@rs27991 thanks for responding kindly and sharing your experience. It is some relief and I'm glad that was your experience
@nichole96 The program appears to reserve nearly 50 percent, give or take, of its class for men, yet men are a minority in the applicant pool. If the program can find the energy to provide more equality for men in the PA field (this is important too), then they can put in the effort to culturally and ethnically diversify their class. I'm hearing things, but it just isn't reflected when I see the class pictures, and that's why I came here to ask. I want to be wrong and I want my thoughts to be challenged otherwise my doubts would continue to reflect the reality minorities/POC/non-whites have to live in.
Institutions have the power to influence change. It is true that the majority of applicants are white. But there is a widespread acknowledgement that the profession needs to be more racially diverse. I am not saying qualified white applicants shouldn't be accepted, just as I know you are not saying that white applicants tend to be the best applicants hence they they are mainly accepted (even though it came across that way). Nor am I speaking for every minority's experience (you had a positive experience). But I am allowed to ask and voice concern.
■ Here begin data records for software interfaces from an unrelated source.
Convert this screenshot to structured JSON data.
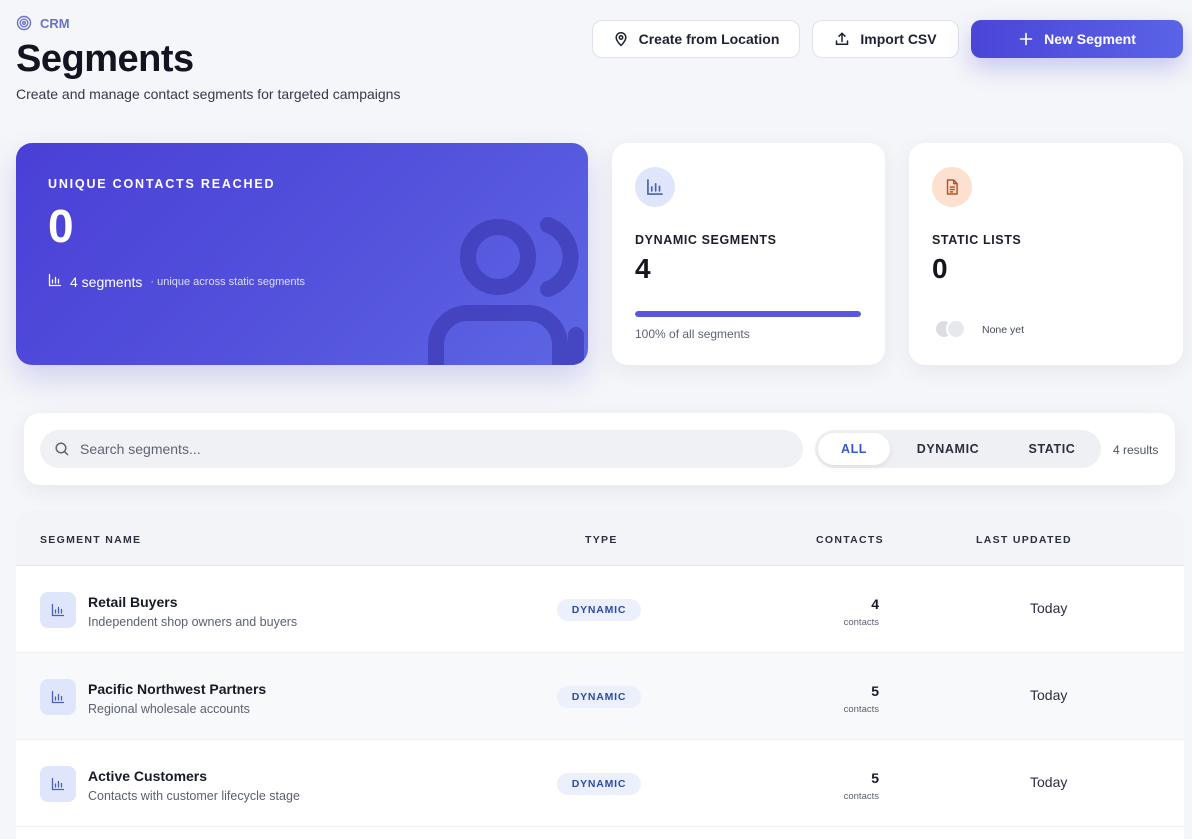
{
  "header": {
    "breadcrumb": "CRM",
    "title": "Segments",
    "subtitle": "Create and manage contact segments for targeted campaigns",
    "actions": {
      "create_from_location": "Create from Location",
      "import_csv": "Import CSV",
      "new_segment": "New Segment"
    }
  },
  "stats": {
    "hero": {
      "label": "UNIQUE CONTACTS REACHED",
      "value": "0",
      "segments_text": "4 segments",
      "segments_sub": "· unique across static segments"
    },
    "dynamic": {
      "label": "DYNAMIC SEGMENTS",
      "value": "4",
      "progress_fraction": 1.0,
      "footnote": "100% of all segments"
    },
    "static": {
      "label": "STATIC LISTS",
      "value": "0",
      "footnote": "None yet"
    }
  },
  "filters": {
    "search_placeholder": "Search segments...",
    "tabs": [
      "ALL",
      "DYNAMIC",
      "STATIC"
    ],
    "active_tab": "ALL",
    "result_count": "4 results"
  },
  "table": {
    "columns": {
      "name": "SEGMENT NAME",
      "type": "TYPE",
      "contacts": "CONTACTS",
      "last_updated": "LAST UPDATED"
    },
    "rows": [
      {
        "name": "Retail Buyers",
        "description": "Independent shop owners and buyers",
        "type": "DYNAMIC",
        "contacts": "4",
        "contacts_unit": "contacts",
        "updated": "Today"
      },
      {
        "name": "Pacific Northwest Partners",
        "description": "Regional wholesale accounts",
        "type": "DYNAMIC",
        "contacts": "5",
        "contacts_unit": "contacts",
        "updated": "Today"
      },
      {
        "name": "Active Customers",
        "description": "Contacts with customer lifecycle stage",
        "type": "DYNAMIC",
        "contacts": "5",
        "contacts_unit": "contacts",
        "updated": "Today"
      }
    ]
  },
  "colors": {
    "accent": "#4b45d8",
    "badge_text": "#2c4ca8",
    "dynamic_icon_bg": "#dfe6fb",
    "static_icon_bg": "#fde0cf"
  },
  "icons": {
    "breadcrumb": "target-icon",
    "location": "map-pin-icon",
    "import": "upload-icon",
    "new": "plus-icon",
    "dynamic": "bar-chart-icon",
    "static": "document-icon",
    "search": "search-icon"
  }
}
The next step to this is to actively do something about it, by providing more seats to qualified racially diverse applicants so the demographics begin to shift. If they continue to take a majority of white applicants because the applicant pool just happens to be that way with an oh well, what can we do about it attitude, and succumbing to this, then they're perpetuating this disproportion. Institutions have the power to change this by admitting more diverse applicants, in turn changing the current statistics so it's more even, not preserve it the way it is. And this is also what I mean when I say the program's goal to diversify the class is misleading. It's not just Penn State.
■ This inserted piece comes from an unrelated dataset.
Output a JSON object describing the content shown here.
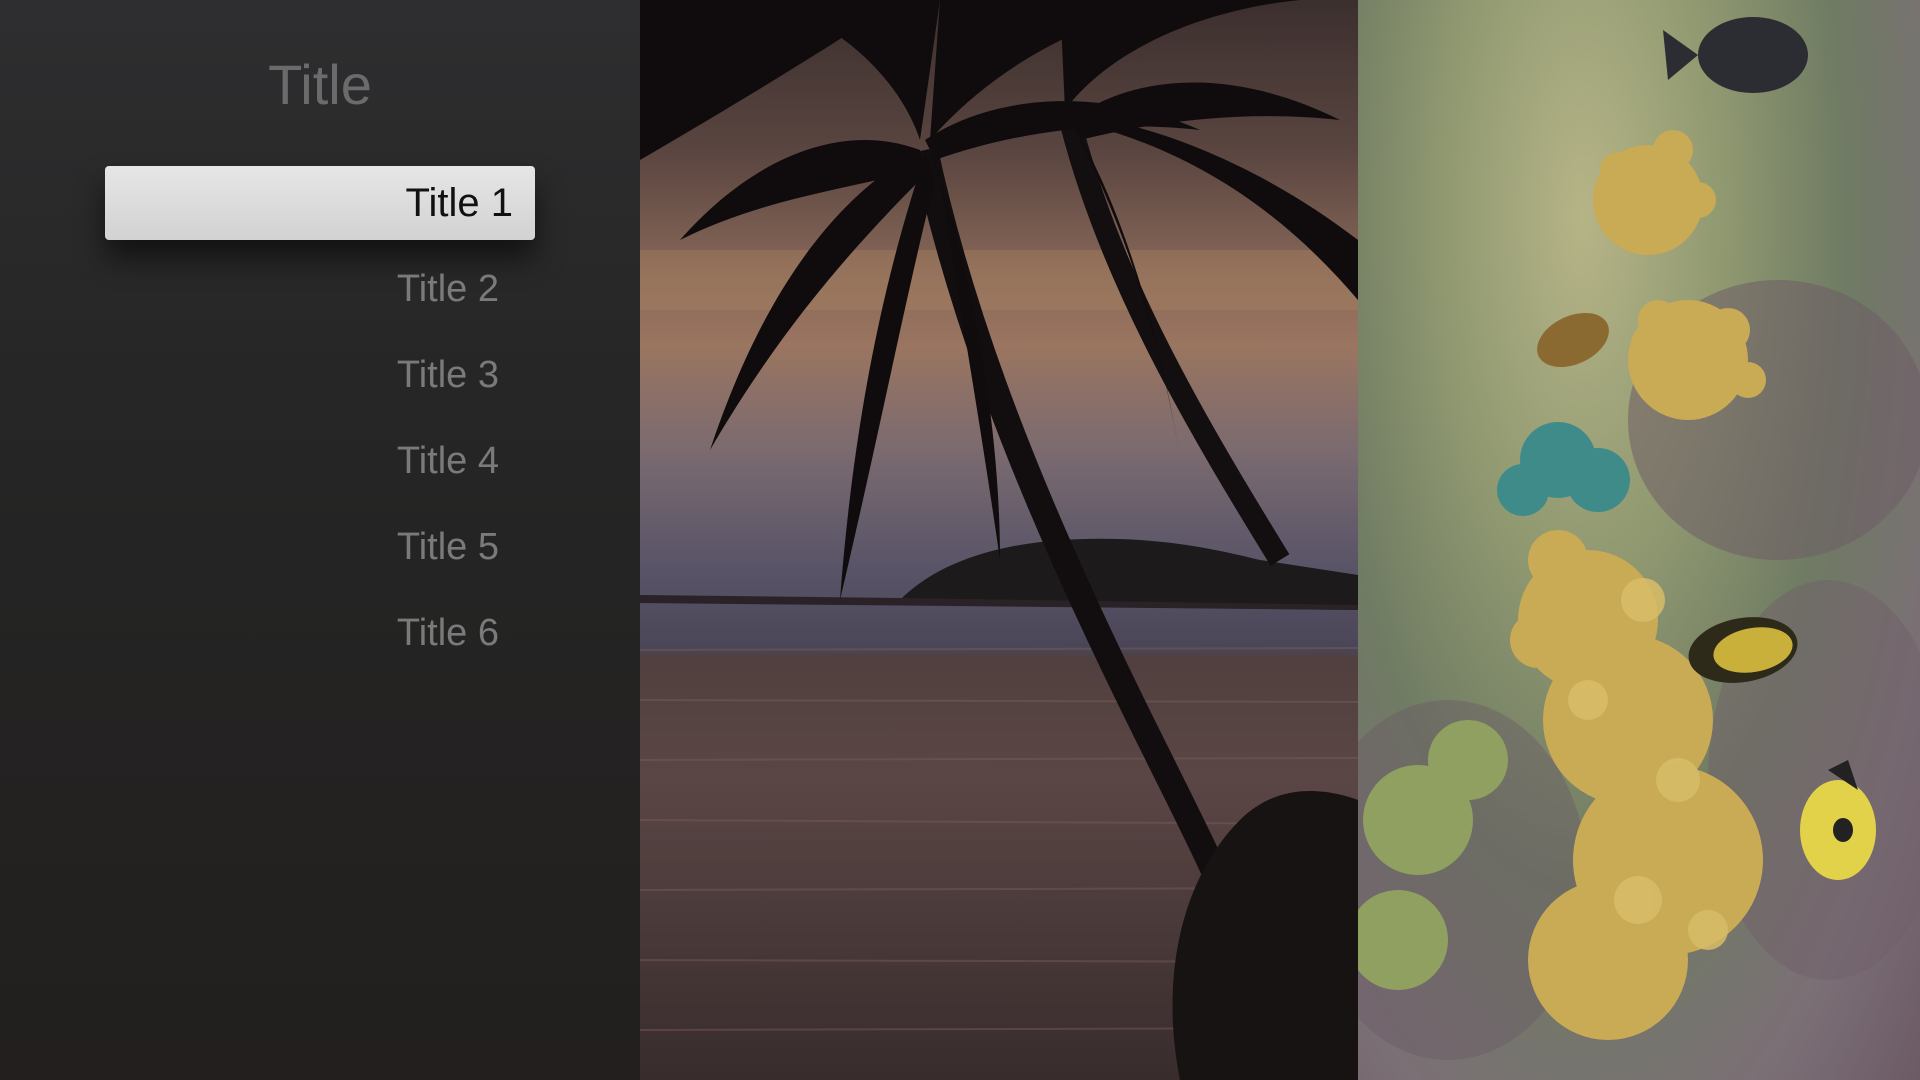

Congratulations on being given many PA interview opportunities and I am glad you also had a great interview day experience. I also had a similar experience and only had to apply to two PA schools because I was admitted to a school I really like. One school emailed me offering an interview invite the very next day after I submitted my secondary, and I applied pretty late. The class size is also very small. My POC friends have also had multiple acceptances. I came here to inquire because when I first started browsing for PA schools, this is one of the first impressions I got of this PA program (and others too). I decided not to apply here for many reasons. Over the course of the current application cycle I have spoken to other PA applicants and even asked what schools they were considering. I suggested Penn State because it's a great program, but they also brought up the fact that the class is very white. This was one person a few months ago, and someone else mentioned it again very recently. Multiple people are saying and thinking the same thing. I also thought that maybe they could strengthen their application, but I did not dismiss their feelings and thoughts. I sympathized and listened.
This is why I posted, to ask what's up. If the program is truly doing what it can to add diversity in all angles, then I say continue. If they are not, then I am respectfully providing feedback and asking that they strengthen their diversity and inclusion department and put more effort into recruiting racially diverse applicants.
I also want to make it clear that I am not accusing Penn State for discrimination or a bias. My first post could've definitely had a better tone, but it's difficult to convey this while typing. I am questioning an observation I made regarding the program's statistics and racial makeup. I would like to hear from the program's perspective because I know I am not an adcom and might be missing something.
I've expressed my concerns in this post and the last and don't want to go on a tangent about race in this thread. You may PM message me.